I wanted a really pale blue/gray color so I went to my lab and mixed together some colors I already had until I created the perfect blend.  Because the paints I used were paint and primer in one, I skipped the step that I would normally take of spraying or rolling with Kilz original primer.

I applied 2 coats of paint with my 2 1/2 " Behr paint brush that I got on sale for 75% off from a few weeks ago.  I'm a Purdy gal, so I was skeptical but so far I am pleased.  I'm willing to try anything for 75% off.

The lighting in this picture is horrible but it is truest to the actual color of the paint
I love the contrast between this dark rich top and the soft creamy gray blue base.  Gorgeous...

The drawers were painted the same way, and lined up to dry.

I almost finished the makeover tonight, but am going to keep you on the edge of your seats for just a bit longer to see everything else that I did.  I'm sure you are all biting your nails in anticipation. Hang in there, and come back soon to see this beauty transformed.

Thanks so much for stopping by!


I'm linking up to:


  1. oh my gosh. that looks gorgeous! You're so good at what you do!

  2. Definitely can't wait to see the finished project! Looking terrific so far.

  3. I can't wait to see the finished product!!!
    My daughter has a similar dresser in her room that belonged to my great grandma. I love the tiny top drawers...perfect for her little socks and undies.

  4. I saw those two beauties on the classifieds! I wanted them but they weren't a match. I'm impressed you were able to stay in budget and just get the one.

    I can't wait to see the final product!

  5. I can't wait to see it finished! I also have a hard time leaving furniture behind.

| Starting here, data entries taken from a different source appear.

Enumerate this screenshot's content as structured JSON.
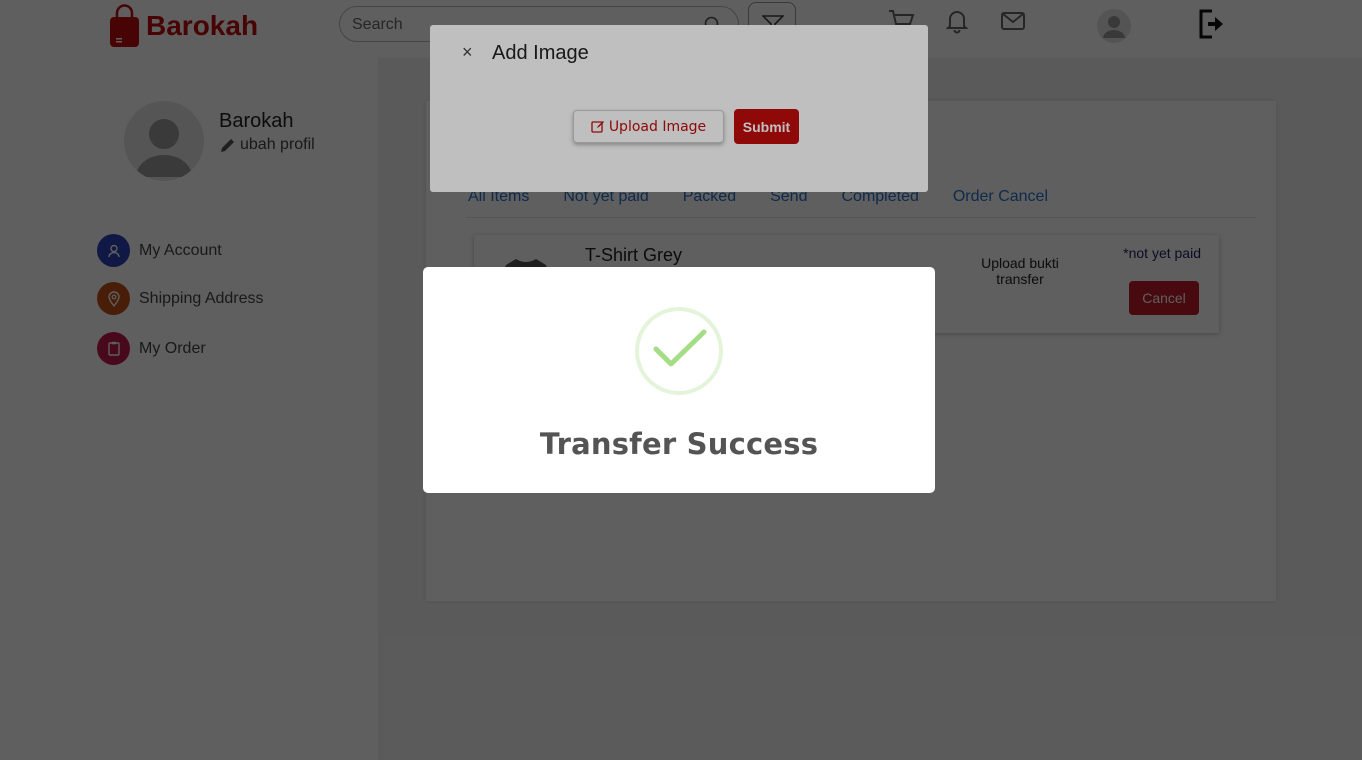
{
  "header": {
    "brand": "Barokah",
    "search_placeholder": "Search",
    "icons": [
      "filter-icon",
      "cart-icon",
      "bell-icon",
      "mail-icon",
      "user-avatar",
      "logout-icon"
    ]
  },
  "sidebar": {
    "profile_name": "Barokah",
    "edit_profile_label": "ubah profil",
    "items": [
      {
        "label": "My Account",
        "icon": "user-icon",
        "color": "#2c44b8"
      },
      {
        "label": "Shipping Address",
        "icon": "location-pin-icon",
        "color": "#c4501a"
      },
      {
        "label": "My Order",
        "icon": "clipboard-icon",
        "color": "#c4184e"
      }
    ]
  },
  "orders": {
    "tabs": [
      "All Items",
      "Not yet paid",
      "Packed",
      "Send",
      "Completed",
      "Order Cancel"
    ],
    "items": [
      {
        "title": "T-Shirt Grey",
        "upload_label": "Upload bukti transfer",
        "status": "*not yet paid",
        "cancel_label": "Cancel"
      }
    ]
  },
  "add_image_modal": {
    "close_symbol": "×",
    "title": "Add Image",
    "upload_label": "Upload Image",
    "submit_label": "Submit"
  },
  "success_modal": {
    "title": "Transfer Success",
    "icon": "check-icon"
  },
  "colors": {
    "brand": "#c00d0d",
    "tab_link": "#2a70c9",
    "success_check": "#a5dc86"
  }
}
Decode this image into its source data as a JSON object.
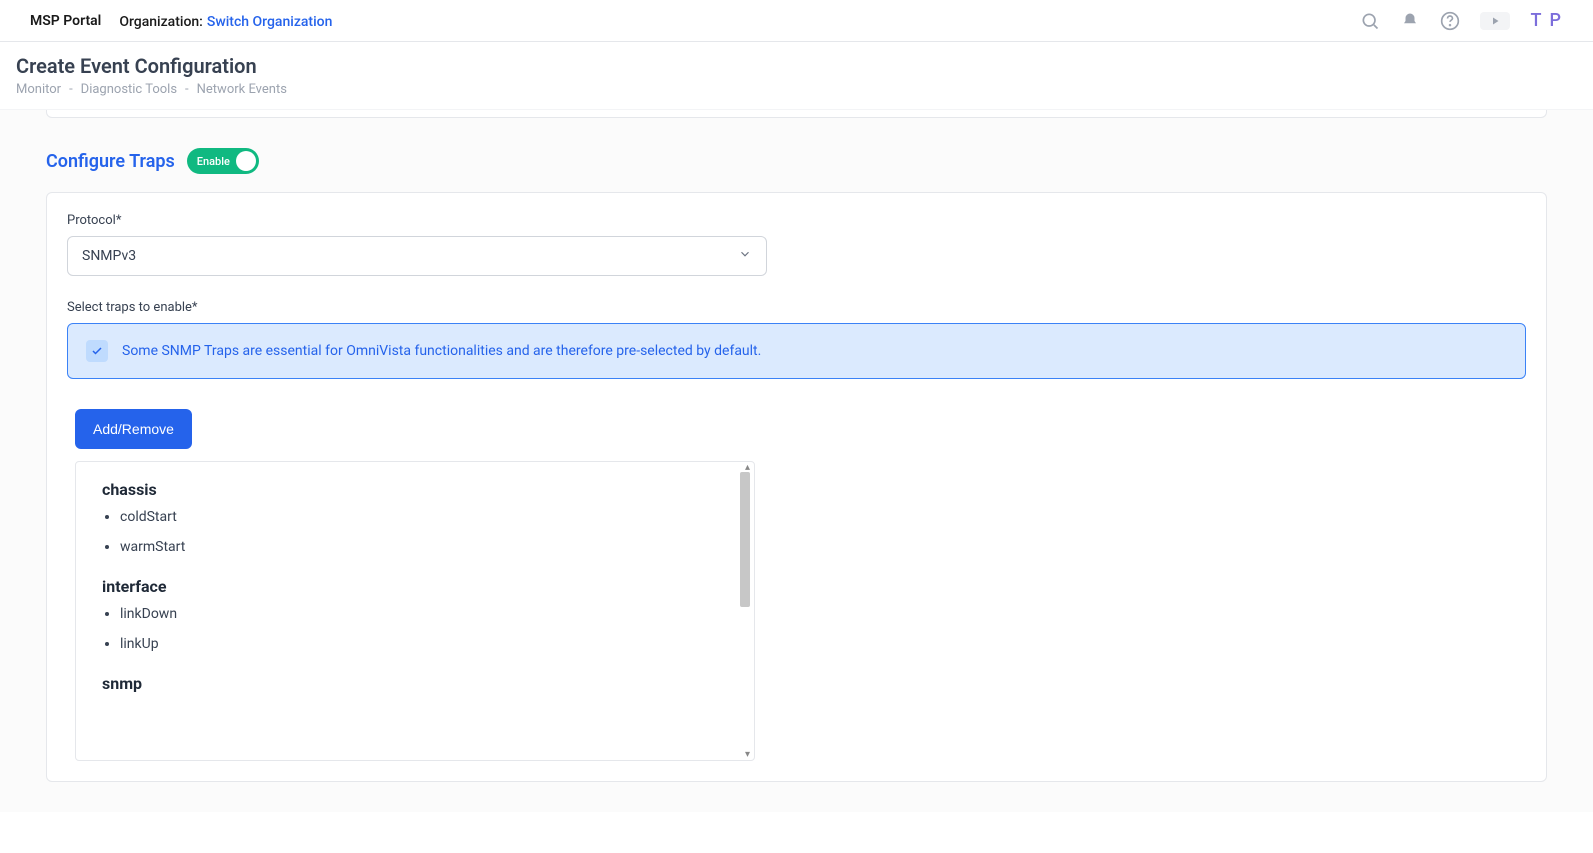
{
  "header": {
    "portal": "MSP Portal",
    "org_label": "Organization:",
    "org_link": "Switch Organization",
    "avatar": "T P"
  },
  "page": {
    "title": "Create Event Configuration",
    "breadcrumb": [
      "Monitor",
      "Diagnostic Tools",
      "Network Events"
    ]
  },
  "section": {
    "title": "Configure Traps",
    "toggle_label": "Enable"
  },
  "form": {
    "protocol_label": "Protocol*",
    "protocol_value": "SNMPv3",
    "select_traps_label": "Select traps to enable*",
    "info_text": "Some SNMP Traps are essential for OmniVista functionalities and are therefore pre-selected by default.",
    "add_remove_label": "Add/Remove"
  },
  "traps": [
    {
      "group": "chassis",
      "items": [
        "coldStart",
        "warmStart"
      ]
    },
    {
      "group": "interface",
      "items": [
        "linkDown",
        "linkUp"
      ]
    },
    {
      "group": "snmp",
      "items": []
    }
  ]
}
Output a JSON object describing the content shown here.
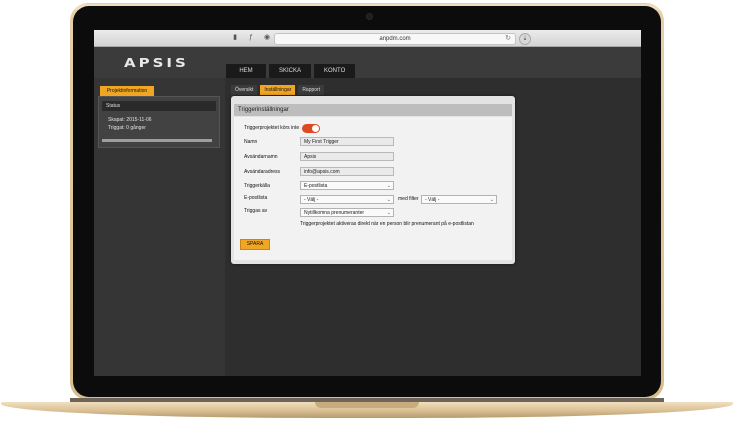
{
  "browser": {
    "url": "anpdm.com",
    "reload_icon": "reload-icon",
    "buttons": [
      "sidebar-icon",
      "bookmark-icon",
      "history-icon"
    ]
  },
  "header": {
    "logo": "APSIS",
    "nav": [
      "HEM",
      "SKICKA",
      "KONTO"
    ]
  },
  "left": {
    "tab": "Projektinformation",
    "status_label": "Status",
    "created": "Skapat: 2015-11-06",
    "triggered": "Triggat: 0 gånger"
  },
  "subtabs": [
    "Översikt",
    "Inställningar",
    "Rapport"
  ],
  "form": {
    "title": "Triggerinställningar",
    "toggle_label": "Triggerprojektet körs inte",
    "toggle_on": true,
    "name_label": "Namn",
    "name_value": "My First Trigger",
    "sender_name_label": "Avsändarnamn",
    "sender_name_value": "Apsis",
    "sender_address_label": "Avsändaradress",
    "sender_address_value": "info@apsis.com",
    "source_label": "Triggerkälla",
    "source_value": "E-postlista",
    "list_label": "E-postlista",
    "list_value": "- Välj -",
    "filter_label": "med filter",
    "filter_value": "- Välj -",
    "triggered_by_label": "Triggas av",
    "triggered_by_value": "Nytillkomna prenumeranter",
    "hint": "Triggerprojektet aktiveras direkt när en person blir prenumerant på e-postlistan",
    "save": "SPARA"
  },
  "colors": {
    "accent": "#f0a623",
    "toggle": "#dd4a22"
  }
}
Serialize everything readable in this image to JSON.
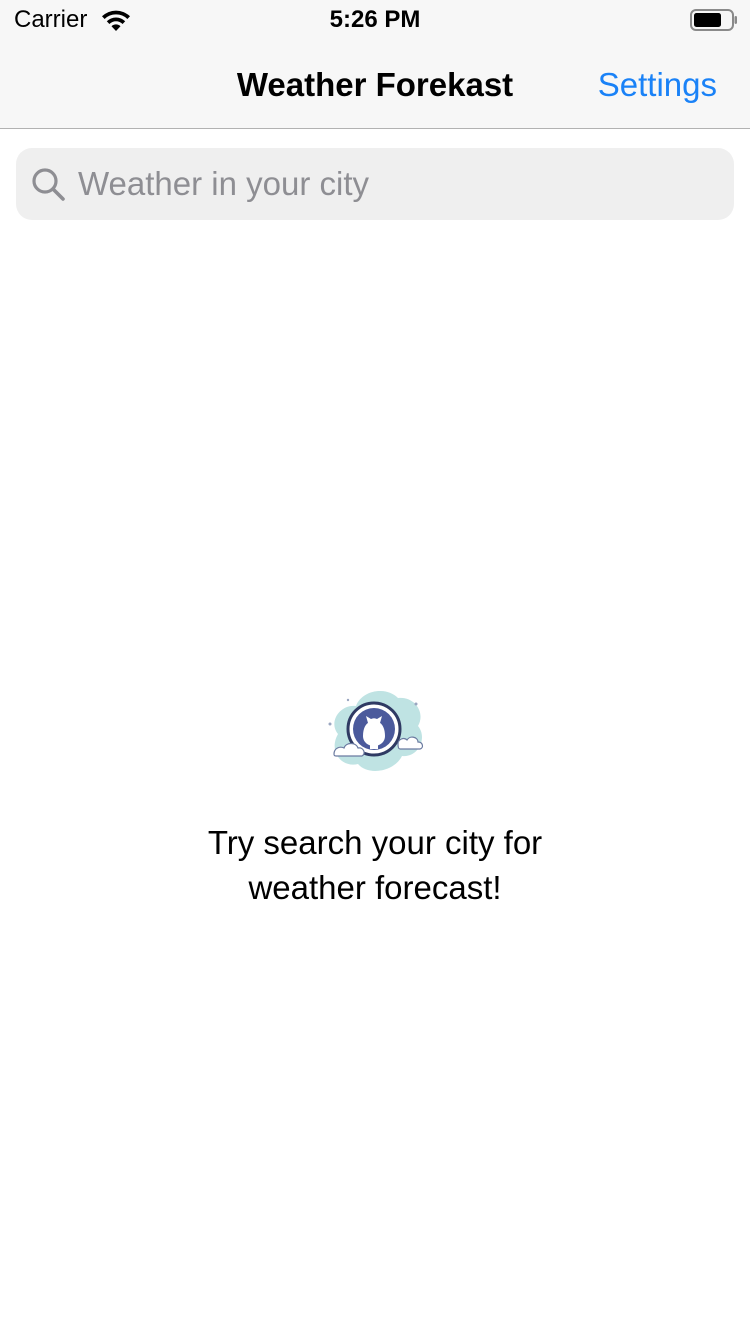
{
  "status_bar": {
    "carrier": "Carrier",
    "time": "5:26 PM",
    "wifi_icon": "wifi-icon",
    "battery_icon": "battery-icon",
    "battery_level": 0.75
  },
  "nav": {
    "title": "Weather Forekast",
    "settings_label": "Settings"
  },
  "search": {
    "placeholder": "Weather in your city",
    "value": "",
    "icon": "search-icon"
  },
  "empty_state": {
    "icon": "octocat-globe-illustration",
    "message_line1": "Try search your city for",
    "message_line2": "weather forecast!"
  },
  "colors": {
    "accent": "#1a82f7",
    "bar_background": "#f7f7f7",
    "search_background": "#efefef",
    "placeholder": "#8e8e93"
  }
}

  6. I just found your blog through Jen's. I like this project! Thanks for the tip about sanding. I just got an electric drill with sanding attachment for Christmas and don't know how to properly use it, really. I can use all the electric sanding tips I can find!

    And you are right, the contrast is lovely. :)

  7. I stopped by your blog because it has a great name. Your blog is really lovely and you've posted a great project. I'm looking forward to following you and seeing what's next. Stop by Brambly and give it a peek. Have a great day!


  8. That dresser is gorgeous, it has great bones. Love the dark stain and paint combo.

  9. Coming over from Primitive and Proper to check out your dresser, I'm in lurve...=) Now I'm a follower!! Hope you do the same! Can't wait to snoop around your blog!

  10. Looks really good so far, looking forward to seeing it finished!

    I've come over from P&P

  11. OK, that's just mean! The anticipation might kill me! Can't wait to see the finished product! What a find!

  12. What I really love about the dresser is the front design it has. Most dressers at best have a nice knob or color. This one is unique as it has it's own design at the front that goes across each draw.

    -Zane of ontario honey


I can't wait to hear from you! If you have any detailed questions, please feel free to email me- Thanks!